Hair was a prominent social activity, especially among women. People had the opportunity to socialize while styling each other’s hair. The communal tradition of hair still exists today.
You don’t have to be told that Africa is rich with ancient hair traditions and styles, here’s a history of notable hairstyles and hair traditions from across the continent.
· Dreadlocks from the Himba tribe of Northwestern Namibia
Tribe members use a mixture of ground ochre, goat hair, and butter to create their dreadlocks. They also include hair extensions when weaving their dreadlocks. Teenage girls wear braid strands or dreadlocked hair that hangs over their faces.
For the Himba tribe, hair indicates one’s age, life stage, and marital status. The tribe lives in the northwestern region of Namibia.
This Hairstyle is done with a mixture of ground ochre, goat hair, and butter to create their dreadlocks. They also include hair extensions when weaving their dreadlocks.
When you see Teenage girls wear braid strands or dreadlocked hair that hangs over their faces, then it means they’ve entered into puberty.
Married women and new mothers wear Erembe headdresses made from animal skin. Young women who are ready for marriage tie their dreadlocks to reveal their faces.
Unmarried men wear a single braid to show their status. Once they get married, they cover their heads never to unveil them in public again. They remove their head covering at funerals only.
· Fulani Tribe Of The Sahel Region And West Africa – Braids And Beads
The Fula, or Fulani tribe, is the largest nomadic tribe in the world. They populate the Sahel region and West Africa.
The tribe’s traditional hairstyle is a big trend in contemporary braiding. Hair stylists have named it Fulani braids.
Women plait their hair into five long braids that they hang or loop on the side of their heads. They complete the hairstyle with a coiffure in the middle of the head. They decorate their hair with beads and cowrie shells.
Young girls attach their family’s silver coins and amber on their braids as a heritage symbol. They also add coins and amber for aesthetic purposes. This tradition is one that families have kept through the generations.

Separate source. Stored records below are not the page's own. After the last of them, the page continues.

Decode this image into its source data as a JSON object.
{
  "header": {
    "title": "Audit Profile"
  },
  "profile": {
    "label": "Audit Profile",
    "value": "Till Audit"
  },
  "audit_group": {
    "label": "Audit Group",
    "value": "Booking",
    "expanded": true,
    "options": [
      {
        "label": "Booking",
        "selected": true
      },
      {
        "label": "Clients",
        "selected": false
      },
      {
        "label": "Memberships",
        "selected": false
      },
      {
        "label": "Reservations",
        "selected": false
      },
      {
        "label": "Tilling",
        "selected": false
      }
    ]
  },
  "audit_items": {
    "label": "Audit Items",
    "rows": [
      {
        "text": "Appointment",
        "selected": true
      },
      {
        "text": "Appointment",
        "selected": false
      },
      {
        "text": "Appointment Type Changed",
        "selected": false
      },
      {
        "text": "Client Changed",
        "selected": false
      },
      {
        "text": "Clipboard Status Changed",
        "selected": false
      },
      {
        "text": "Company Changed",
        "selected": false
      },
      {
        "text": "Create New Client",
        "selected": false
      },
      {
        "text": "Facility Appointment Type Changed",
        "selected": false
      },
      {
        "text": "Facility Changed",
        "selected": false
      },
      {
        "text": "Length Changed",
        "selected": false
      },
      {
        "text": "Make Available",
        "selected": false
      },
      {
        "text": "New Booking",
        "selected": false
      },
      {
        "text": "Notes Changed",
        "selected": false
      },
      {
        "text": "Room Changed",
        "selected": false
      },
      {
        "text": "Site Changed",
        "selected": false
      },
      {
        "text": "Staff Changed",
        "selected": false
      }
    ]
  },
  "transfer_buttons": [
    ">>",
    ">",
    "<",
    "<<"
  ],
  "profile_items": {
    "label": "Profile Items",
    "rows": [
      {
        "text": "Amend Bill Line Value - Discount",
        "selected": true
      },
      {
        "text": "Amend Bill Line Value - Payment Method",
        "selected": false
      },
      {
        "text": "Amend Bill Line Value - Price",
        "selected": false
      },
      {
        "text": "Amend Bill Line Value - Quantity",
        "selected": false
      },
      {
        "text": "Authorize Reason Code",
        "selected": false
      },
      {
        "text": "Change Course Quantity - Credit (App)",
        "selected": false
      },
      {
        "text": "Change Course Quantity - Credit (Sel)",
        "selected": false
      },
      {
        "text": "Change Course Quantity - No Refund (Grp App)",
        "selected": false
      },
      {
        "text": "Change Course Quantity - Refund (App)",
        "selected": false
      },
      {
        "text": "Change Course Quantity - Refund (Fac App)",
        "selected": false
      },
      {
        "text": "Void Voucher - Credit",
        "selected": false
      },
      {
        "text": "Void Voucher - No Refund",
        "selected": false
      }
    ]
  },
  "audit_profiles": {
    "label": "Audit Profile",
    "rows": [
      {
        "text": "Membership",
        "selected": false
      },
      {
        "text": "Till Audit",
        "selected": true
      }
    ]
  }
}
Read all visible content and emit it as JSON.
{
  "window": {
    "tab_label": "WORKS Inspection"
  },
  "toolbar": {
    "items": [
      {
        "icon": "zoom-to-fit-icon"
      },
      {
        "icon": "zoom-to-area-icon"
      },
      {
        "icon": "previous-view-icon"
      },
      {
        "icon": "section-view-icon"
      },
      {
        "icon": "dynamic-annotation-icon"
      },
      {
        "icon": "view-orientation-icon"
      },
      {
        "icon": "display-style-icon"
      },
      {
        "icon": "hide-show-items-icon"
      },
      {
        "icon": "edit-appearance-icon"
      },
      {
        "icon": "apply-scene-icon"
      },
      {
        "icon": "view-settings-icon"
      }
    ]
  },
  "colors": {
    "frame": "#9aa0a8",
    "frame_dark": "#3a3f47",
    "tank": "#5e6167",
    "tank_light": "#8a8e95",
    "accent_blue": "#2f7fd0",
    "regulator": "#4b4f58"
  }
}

The Wodaabe tribe is a subgroup of the Fulani tribe that also resides in the Sahel region and West Africa. They are a pastoral nomadic tribe with an estimated population of 100,000.

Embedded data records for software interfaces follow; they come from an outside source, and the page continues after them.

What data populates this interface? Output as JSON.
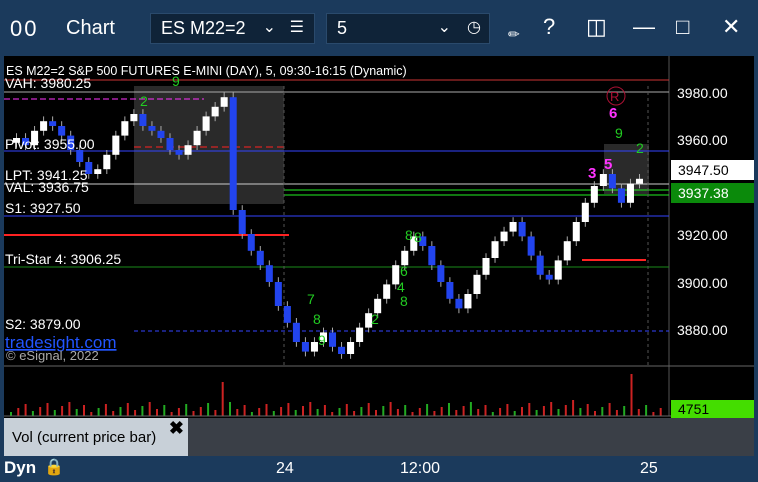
{
  "window": {
    "icon_text": "00",
    "title": "Chart",
    "symbol": "ES M22=2",
    "interval": "5"
  },
  "chart": {
    "header": "ES M22=2 S&P 500 FUTURES E-MINI (DAY), 5, 09:30-16:15 (Dynamic)",
    "levels": [
      {
        "label": "VAH: 3980.25"
      },
      {
        "label": "Pivot: 3955.00"
      },
      {
        "label": "LPT: 3941.25"
      },
      {
        "label": "VAL: 3936.75"
      },
      {
        "label": "S1: 3927.50"
      },
      {
        "label": "Tri-Star 4: 3906.25"
      },
      {
        "label": "S2: 3879.00"
      }
    ],
    "brand": "tradesight.com",
    "copyright": "© eSignal, 2022",
    "y_ticks": [
      "3980.00",
      "3960.00",
      "3920.00",
      "3900.00",
      "3880.00"
    ],
    "last_price": "3947.50",
    "tag_price": "3937.38",
    "volume_label": "4751",
    "x_labels": [
      "24",
      "12:00",
      "25"
    ],
    "counts": [
      "2",
      "9",
      "6",
      "9",
      "2",
      "3",
      "5",
      "8",
      "7",
      "8",
      "9",
      "6",
      "8",
      "4",
      "2",
      "8"
    ],
    "r_mark": "R"
  },
  "vol_panel": {
    "label": "Vol (current price bar)",
    "close": "✖"
  },
  "status": {
    "mode": "Dyn"
  },
  "colors": {
    "bull": "#ffffff",
    "bear": "#2244ee",
    "bg": "#000000",
    "frame": "#1b3a5c",
    "green_tag": "#0b8a0b",
    "lime": "#00dd00"
  },
  "chart_data": {
    "type": "candlestick",
    "title": "ES M22=2 S&P 500 FUTURES E-MINI (DAY), 5, 09:30-16:15 (Dynamic)",
    "ylim": [
      3870,
      3995
    ],
    "closes": [
      3965,
      3962,
      3968,
      3972,
      3970,
      3966,
      3960,
      3955,
      3950,
      3952,
      3958,
      3966,
      3972,
      3975,
      3970,
      3968,
      3965,
      3960,
      3958,
      3962,
      3968,
      3974,
      3978,
      3982,
      3935,
      3925,
      3918,
      3912,
      3905,
      3895,
      3888,
      3880,
      3876,
      3880,
      3884,
      3878,
      3875,
      3880,
      3886,
      3892,
      3898,
      3904,
      3912,
      3918,
      3924,
      3920,
      3912,
      3905,
      3898,
      3894,
      3900,
      3908,
      3915,
      3922,
      3926,
      3930,
      3924,
      3916,
      3908,
      3906,
      3914,
      3922,
      3930,
      3938,
      3945,
      3950,
      3944,
      3938,
      3946,
      3948
    ]
  }
}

Wodaabe girls and women wear their hair like their Fulani counterparts. They plait a few braids on their hair and add a coiffure in the middle.
They decorate their hair with beads and cowrie shells.
· Hamar Tribe In Ethiopia- Ochre Dreadlocks
The Hamar tribe is a pastoral community that lives in Ethiopia’s Omo Valley. The tribe has an estimated population of 20,000.
Hamar women wear thin ochre dreadlocks, called goscha, on their hair. They create their dreadlocks by binding water with resin. To add to their distinct look, women wear colorful beaded jewelry.